These filters can be applied simultaneously to help get to the goal of your search as quickly as possible. Once you have found what you are looking for, don’t forget to “clear filters” from your last search before your new one begins!

Related Searches– Bing Images also provides a series of related image searches based on your query. If the results for biotechnology do not provide what I am looking for, Bing suggest popular searches that specifically have biotechnology in them: Biotechnology- in agriculture, Biotechnology- bio technology, Biotechnology- Thailand, Biotechnolgy- career opportunities, and Biotechnolgy- DNA structure. These are all fairly good suggestions and may even lead the viewer to wonder on the specifics of Biotechnology in Thailand, since this may be an unexpected result.

Related Topics– On the right hand side, you will find “related topics” to your search. This is anything and everything that can be associated with your query topic. For example, Biotechnology provides related topics such as “Genetic Engineering”, “Cloning”, and “Nanotechnology”. All of these are great related topics to look into. However, this is not very accurate for all searches (especially, multiword searches). As we can see in Professor Moore’s video “Image Search with Major Search Engines”, some queries (such as beach sunset) return related topics that happen to be completely unrelated to the original query. « Source

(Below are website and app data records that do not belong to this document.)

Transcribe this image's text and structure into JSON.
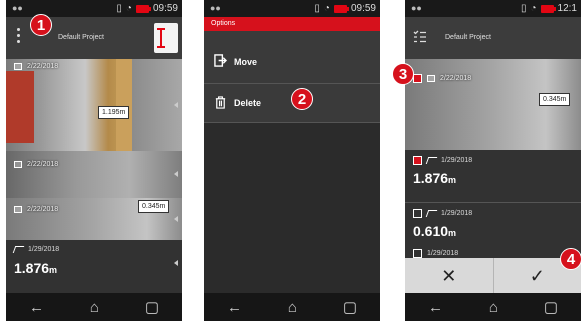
{
  "status": {
    "time": "09:59",
    "time_right": "12:1"
  },
  "callouts": [
    "1",
    "2",
    "3",
    "4"
  ],
  "screen1": {
    "title": "Default Project",
    "items": [
      {
        "date": "2/22/2018",
        "tag": "1.195m"
      },
      {
        "date": "2/22/2018"
      },
      {
        "date": "2/22/2018",
        "tag": "0.345m"
      }
    ],
    "measurement": {
      "date": "1/29/2018",
      "value": "1.876",
      "unit": "m"
    }
  },
  "screen2": {
    "header": "Options",
    "menu": [
      {
        "label": "Move",
        "icon": "move-icon"
      },
      {
        "label": "Delete",
        "icon": "trash-icon"
      }
    ]
  },
  "screen3": {
    "title": "Default Project",
    "photo_item": {
      "date": "2/22/2018",
      "tag": "0.345m"
    },
    "items": [
      {
        "date": "1/29/2018",
        "value": "1.876",
        "unit": "m",
        "checked": true
      },
      {
        "date": "1/29/2018",
        "value": "0.610",
        "unit": "m",
        "checked": false
      },
      {
        "date": "1/29/2018",
        "checked": false
      }
    ],
    "cancel": "✕",
    "confirm": "✓"
  },
  "nav": {
    "back": "←",
    "home": "⌂",
    "recent": "▢"
  },
  "colors": {
    "accent": "#d6111c",
    "background": "#2b2b2b",
    "status_bar": "#191919"
  }
}
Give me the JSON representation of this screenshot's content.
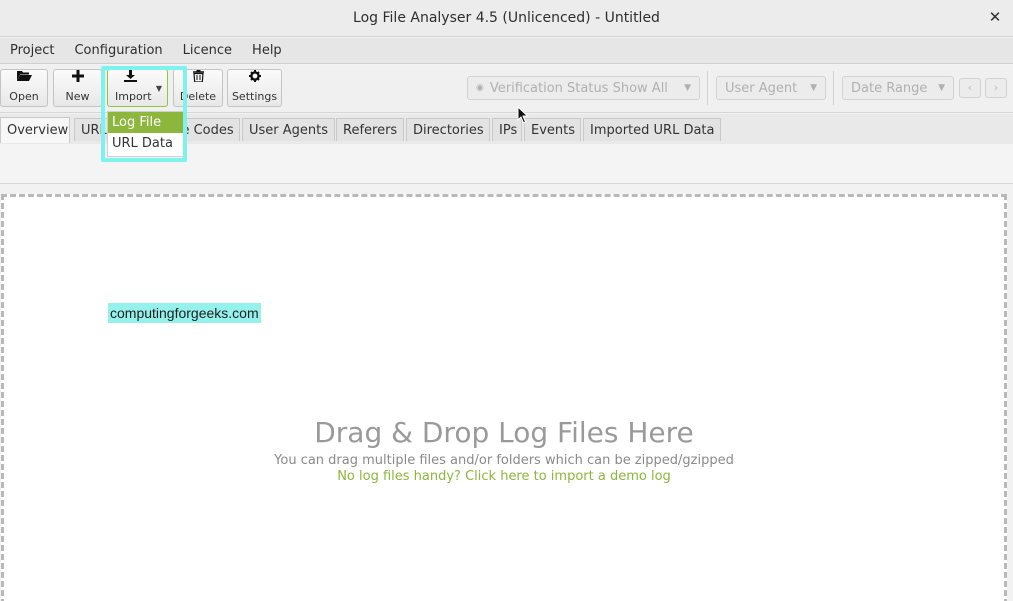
{
  "window": {
    "title": "Log File Analyser 4.5 (Unlicenced) - Untitled",
    "close_glyph": "✕"
  },
  "menubar": {
    "items": [
      "Project",
      "Configuration",
      "Licence",
      "Help"
    ]
  },
  "toolbar": {
    "open_label": "Open",
    "new_label": "New",
    "import_label": "Import",
    "delete_label": "Delete",
    "settings_label": "Settings",
    "verification_label": "Verification Status Show All",
    "user_agent_label": "User Agent",
    "date_range_label": "Date Range",
    "prev_glyph": "‹",
    "next_glyph": "›"
  },
  "import_menu": {
    "items": [
      "Log File",
      "URL Data"
    ],
    "selected_index": 0
  },
  "tabs": [
    "Overview",
    "URLs",
    "Response Codes",
    "User Agents",
    "Referers",
    "Directories",
    "IPs",
    "Events",
    "Imported URL Data"
  ],
  "active_tab": "Overview",
  "watermark": "computingforgeeks.com",
  "dropzone": {
    "title": "Drag & Drop Log Files Here",
    "subtitle": "You can drag multiple files and/or folders which can be zipped/gzipped",
    "link": "No log files handy? Click here to import a demo log"
  },
  "colors": {
    "accent_green": "#8cb63c",
    "highlight_cyan": "#7df2ee"
  }
}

More

Example results page for "sand": Source



References & further Publications

Wikipedia (EN): https://en.wikipedia.org/wiki/Bing
Wikipedia (Others): https://de.wikipedia.org/wiki/Bing_(Suchmaschine)
     

Other Sources

FELICE SCHMERTZLER (2012): IMAGE SEARCH WITH MAJOR SEARCH ENGINES : ASK INSTRUCTIONS URL: http://togoogleornottogoogle.pressbooks.com/chapter/image-search-with-major-search-engines/
See also Bing URL: single.php?id=21
CHRIS HOFFMAN (2018): Bing Is Suggesting the Worst Things You Can Imagine URL: https://www.howtogeek.com/367878/bing-is-suggesting-the-worst-things-you-can-imagine/
Bing Image Data Feed URL: https://web.archive.org/web/20191010164834/https://www.bing.com/webmaster/help/image-feed-specification-0573ecfd
George Nguyen (2019): Bing spotted showing domain sources in image carousels URL: https://searchengineland.com/bing-spotted-showing-domain-sources-in-image-carousels-323667




Created: 2015-08-23